17 was already publicly known included the IISS report; is
18 that right?
19 A. Yes, and I think you have raised the IISS report. It is
20 perhaps interesting to reflect two issues post the
21 24th September dossier. One, that it did not get a
22 terribly good press, it was seen as rather weak
23 following from the IISS dossier. But also again, as
24 Dr Jones highlighted, that once we had gone to print on
25 a weekly basis, the JIC papers, then it was taken that
1 that was the decision of the DIS and I certainly heard
2 no staff discontent after the printing of the dossier on
3 24th September until we got to this hearing.
4 Q. It was reported that Dr Kelly had said:
5 "'It was transformed in the week before it was
6 published, to make it sexier. The classic example was
7 the statement that weapons of mass destruction were
8 ready for use within 45 minutes. that information was
9 not in the original draft. It was included in the
10 dossier against our wishes, because it was not
12 Was the material included in the dossier against the
13 wishes of any intelligence agencies?
14 A. No.
15 Q. Then he goes on to deal with the transformation of the
16 dossier, which he says took place at the behest of
17 Downing Street.
18 I have shown Mr Cragg, and I will not therefore show
19 the document to you again but I think you have seen it,
20 Mr Campbell's memo of 17th September 2002 which made
21 some drafting suggestions. What was your view of
22 Mr Campbell's involvement in that process?
23 A. As I said earlier, he was involved in the presentation,
24 and the format of the comments were indeed very similar
25 to the minute you showed from my own officials actually
1 going to the assessment staff.
2 Q. Your own officials were Intelligence Service?
3 A. Yes.
4 Q. And Mr Campbell was?
5 A. Well, he worked in No. 10 and was responsible for
6 Government communications.
7 Q. Did you, therefore, have a view on whether Mr Campbell
8 should be making those types of comments?
9 A. Again, I did not see that minute but in terms of
10 presentation, and given that it was going to be
11 a Government document, yes, then I fully understood his
12 involvement in that process.
13 Q. You may have understood it. You did not know it at the
14 time and therefore obviously had no view at the time;
15 but now, with the benefit of hindsight, is there
16 anything you wanted to say about it?
17 A. No.
18 Q. After the dossier is published you have said you heard
19 no further comments about it from the Defence
20 Intelligence Staff. That, I assume, was until the
21 broadcast from Mr Gilligan; is that right?
22 A. Yes.
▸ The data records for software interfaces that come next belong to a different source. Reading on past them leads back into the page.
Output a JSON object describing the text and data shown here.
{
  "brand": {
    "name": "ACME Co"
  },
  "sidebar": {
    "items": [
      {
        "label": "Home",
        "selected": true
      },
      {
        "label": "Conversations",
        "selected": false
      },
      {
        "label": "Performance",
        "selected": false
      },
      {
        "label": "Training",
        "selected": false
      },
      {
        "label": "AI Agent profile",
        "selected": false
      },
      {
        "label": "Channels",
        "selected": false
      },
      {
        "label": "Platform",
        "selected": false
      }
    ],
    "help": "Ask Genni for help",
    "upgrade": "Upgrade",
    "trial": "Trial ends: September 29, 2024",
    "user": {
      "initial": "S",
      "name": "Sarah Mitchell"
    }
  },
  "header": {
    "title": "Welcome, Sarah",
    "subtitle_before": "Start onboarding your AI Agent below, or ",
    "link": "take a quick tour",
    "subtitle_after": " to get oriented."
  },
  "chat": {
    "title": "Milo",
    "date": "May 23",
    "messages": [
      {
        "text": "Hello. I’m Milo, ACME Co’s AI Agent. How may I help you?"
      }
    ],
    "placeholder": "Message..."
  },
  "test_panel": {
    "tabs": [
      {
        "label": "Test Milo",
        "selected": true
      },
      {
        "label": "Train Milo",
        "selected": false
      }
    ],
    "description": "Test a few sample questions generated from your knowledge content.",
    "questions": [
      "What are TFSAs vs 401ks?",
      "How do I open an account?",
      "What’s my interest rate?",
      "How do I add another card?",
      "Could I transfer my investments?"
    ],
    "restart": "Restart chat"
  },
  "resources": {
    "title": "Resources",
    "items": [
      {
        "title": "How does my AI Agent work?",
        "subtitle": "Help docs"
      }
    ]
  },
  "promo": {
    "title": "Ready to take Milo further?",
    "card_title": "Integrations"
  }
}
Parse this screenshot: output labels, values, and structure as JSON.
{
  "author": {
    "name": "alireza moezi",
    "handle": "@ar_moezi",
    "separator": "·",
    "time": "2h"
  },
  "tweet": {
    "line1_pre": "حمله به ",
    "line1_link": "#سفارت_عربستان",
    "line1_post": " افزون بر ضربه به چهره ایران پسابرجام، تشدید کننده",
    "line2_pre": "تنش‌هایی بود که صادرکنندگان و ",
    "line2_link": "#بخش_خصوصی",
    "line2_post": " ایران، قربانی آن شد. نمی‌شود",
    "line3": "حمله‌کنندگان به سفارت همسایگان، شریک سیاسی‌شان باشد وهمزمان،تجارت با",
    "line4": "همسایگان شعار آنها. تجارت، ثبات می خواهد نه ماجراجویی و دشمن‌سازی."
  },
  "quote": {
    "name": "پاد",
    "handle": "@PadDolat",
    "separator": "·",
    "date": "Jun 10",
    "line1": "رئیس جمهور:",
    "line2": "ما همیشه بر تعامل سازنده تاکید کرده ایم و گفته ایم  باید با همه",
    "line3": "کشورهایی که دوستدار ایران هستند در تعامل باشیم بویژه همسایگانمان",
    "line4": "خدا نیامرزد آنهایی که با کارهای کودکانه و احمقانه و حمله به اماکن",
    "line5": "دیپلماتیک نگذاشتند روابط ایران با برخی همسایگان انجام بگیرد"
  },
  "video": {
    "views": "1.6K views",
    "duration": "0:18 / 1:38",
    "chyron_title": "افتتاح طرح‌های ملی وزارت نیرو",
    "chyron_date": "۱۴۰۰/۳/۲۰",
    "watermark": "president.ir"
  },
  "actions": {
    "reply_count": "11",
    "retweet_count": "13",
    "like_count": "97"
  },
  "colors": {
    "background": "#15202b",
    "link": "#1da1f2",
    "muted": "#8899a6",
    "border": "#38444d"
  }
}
23 Q. Is there anything else that you know of surrounding the
24 circumstances of Dr Kelly's death that you can assist
25 his Lordship with?
1 A. No, none whatsoever.
2 Q. And is there anything else you would like to say?
3 A. No.
4 LORD HUTTON: Thank you very much, Air Marshall.
5 Do you want me to rise now, Mr Dingemans?
6 MR DINGEMANS: Yes. I am sorry, we have finished a wee bit
8 LORD HUTTON: We will sit again at 2 o'clock.
9 (12.45 pm)
10 (The short adjournment)